[′nü·klē·ər ′fȯrs]
(nuclear physics)
That part of the force between nucleons which is not electromagnetic; it is much stronger than electromagnetic forces, but drops off very rapidly at distances greater than about 10-13 centimeter; it is responsible for holding the nucleus together.
References in periodicals archive ?
US) reproduce 28 papers by either or both, sometimes with others, published between 1967 and 2009 on nuclear many-body problems and the Brueckner G-matrix; low-momentum nucleon-nucleon interactions in a renormalization group approach; and Brown-Rho scaling in nuclei, nuclear matter, and neutron stars.
Theoretical descriptions of the weak nucleon-nucleon interaction are traditionally based on an effective meson exchange model in which the coupling constants for parity violating [pi], [rho], and [omega] meson exchanges set the scale for weak interaction effects and are uncertain to within factors of 2 to 3 on theoretical grounds [1].

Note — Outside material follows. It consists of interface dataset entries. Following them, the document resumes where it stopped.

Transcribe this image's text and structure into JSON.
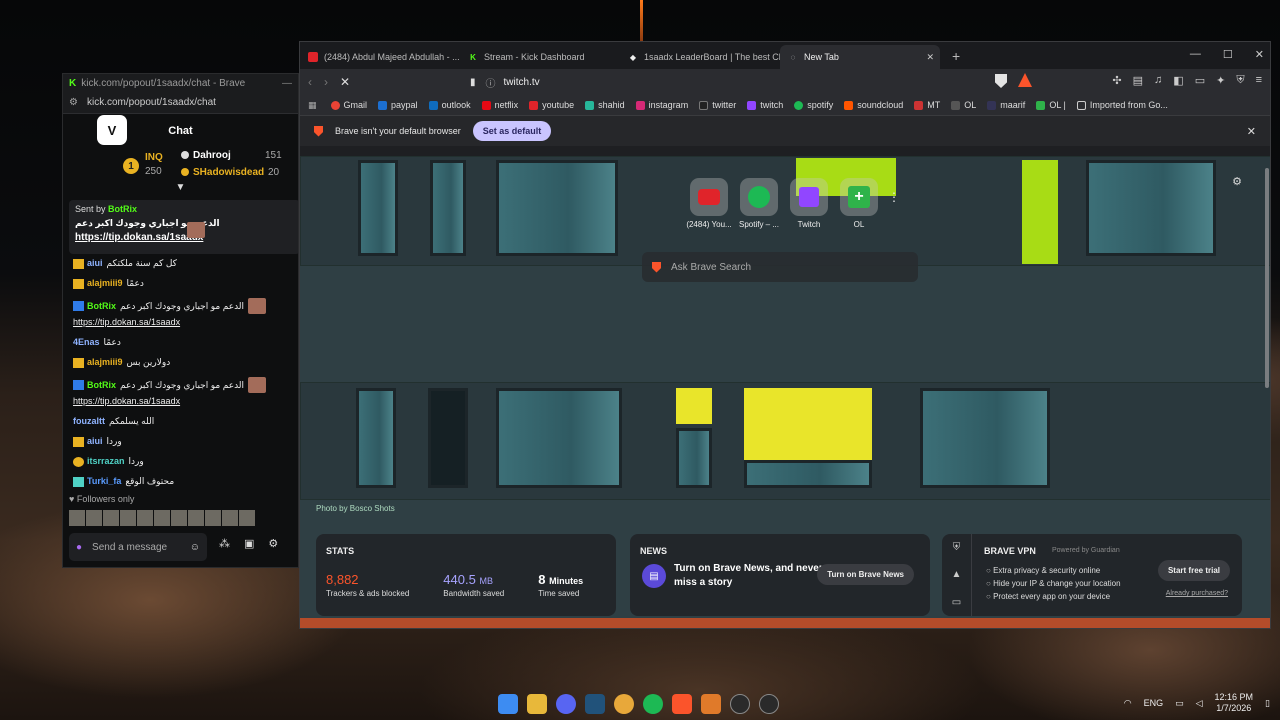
{
  "chat_window": {
    "title": "kick.com/popout/1saadx/chat - Brave",
    "url": "kick.com/popout/1saadx/chat",
    "header": "Chat",
    "leaderboard": {
      "rank": "1",
      "top_user": "INQ",
      "top_value": "250",
      "user2": "Dahrooj",
      "value2": "151",
      "user3": "SHadowisdead",
      "value3": "20"
    },
    "pinned": {
      "sent_by": "Sent by",
      "bot": "BotRix",
      "text": "الدعم مو اجباري وجودك اكبر دعم",
      "link": "https://tip.dokan.sa/1saadx"
    },
    "messages": [
      {
        "user": "aiui",
        "text": "كل كم سنة ملكتكم",
        "color": "#8fb3ff"
      },
      {
        "user": "alajmiii9",
        "text": "دعمًا",
        "color": "#e9b222"
      },
      {
        "user": "BotRix",
        "text": "الدعم مو اجباري وجودك اكبر دعم",
        "color": "#53fc18",
        "link": "https://tip.dokan.sa/1saadx"
      },
      {
        "user": "4Enas",
        "text": "دعمًا",
        "color": "#8fb3ff"
      },
      {
        "user": "alajmiii9",
        "text": "دولارين بس",
        "color": "#e9b222"
      },
      {
        "user": "BotRix",
        "text": "الدعم مو اجباري وجودك اكبر دعم",
        "color": "#53fc18",
        "link": "https://tip.dokan.sa/1saadx"
      },
      {
        "user": "fouzaltt",
        "text": "الله يسلمكم",
        "color": "#8fb3ff"
      },
      {
        "user": "aiui",
        "text": "وردا",
        "color": "#8fb3ff"
      },
      {
        "user": "itsrrazan",
        "text": "وردا",
        "color": "#4fd1c5"
      },
      {
        "user": "Turki_fa",
        "text": "محتوف الوقع",
        "color": "#5a9cff"
      }
    ],
    "followers_only": "Followers only",
    "send_placeholder": "Send a message"
  },
  "browser": {
    "tabs": [
      {
        "label": "(2484) Abdul Majeed Abdullah - ...",
        "icon": "youtube-icon"
      },
      {
        "label": "Stream - Kick Dashboard",
        "icon": "kick-icon"
      },
      {
        "label": "1saadx LeaderBoard | The best Chatt...",
        "icon": "leaderboard-icon"
      },
      {
        "label": "New Tab",
        "icon": "loading-icon"
      }
    ],
    "url": "twitch.tv",
    "bookmarks": [
      "Gmail",
      "paypal",
      "outlook",
      "netflix",
      "youtube",
      "shahid",
      "instagram",
      "twitter",
      "twitch",
      "spotify",
      "soundcloud",
      "MT",
      "OL",
      "maarif",
      "OL |",
      "Imported from Go..."
    ],
    "infobar": {
      "text": "Brave isn't your default browser",
      "button": "Set as default"
    },
    "top_sites": [
      {
        "label": "(2484) You...",
        "color": "#e0242a"
      },
      {
        "label": "Spotify – ...",
        "color": "#1db954"
      },
      {
        "label": "Twitch",
        "color": "#9146ff"
      },
      {
        "label": "OL",
        "color": "#2fb34a"
      }
    ],
    "search_placeholder": "Ask Brave Search",
    "photo_credit": "Photo by Bosco Shots",
    "stats": {
      "title": "STATS",
      "trackers": "8,882",
      "trackers_label": "Trackers & ads blocked",
      "bandwidth": "440.5",
      "bandwidth_unit": "MB",
      "bandwidth_label": "Bandwidth saved",
      "time": "8",
      "time_unit": "Minutes",
      "time_label": "Time saved"
    },
    "news": {
      "title": "NEWS",
      "text": "Turn on Brave News, and never miss a story",
      "button": "Turn on Brave News"
    },
    "vpn": {
      "title": "BRAVE VPN",
      "powered": "Powered by Guardian",
      "features": [
        "Extra privacy & security online",
        "Hide your IP & change your location",
        "Protect every app on your device"
      ],
      "button": "Start free trial",
      "already": "Already purchased?"
    }
  },
  "taskbar": {
    "lang": "ENG",
    "time": "12:16 PM",
    "date": "1/7/2026"
  }
}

Haxton, Parity Violation in the Nucleon-Nucleon Interaction, Ann.
Using the vector meson exchange model of the weak nucleon-nucleon interaction developed by DDH and a model dependent representation of the strong interaction, Avishai and Grange calculated the neutron spin rotation through a liquid parahydrogen target and obtained [3]
A precise knowledge of coherent scattering length is important for understanding the basic nucleon-nucleon interaction, charge independence and charge symmetry of the nuclear forces.
They highlight new results and developments in such topics as neutron electric dipole moment searches, neutron optics and interferometry, Standard Model tests using neutron beta decay, neutron facilities, neutron polarimetry, and nucleon-nucleon interactions.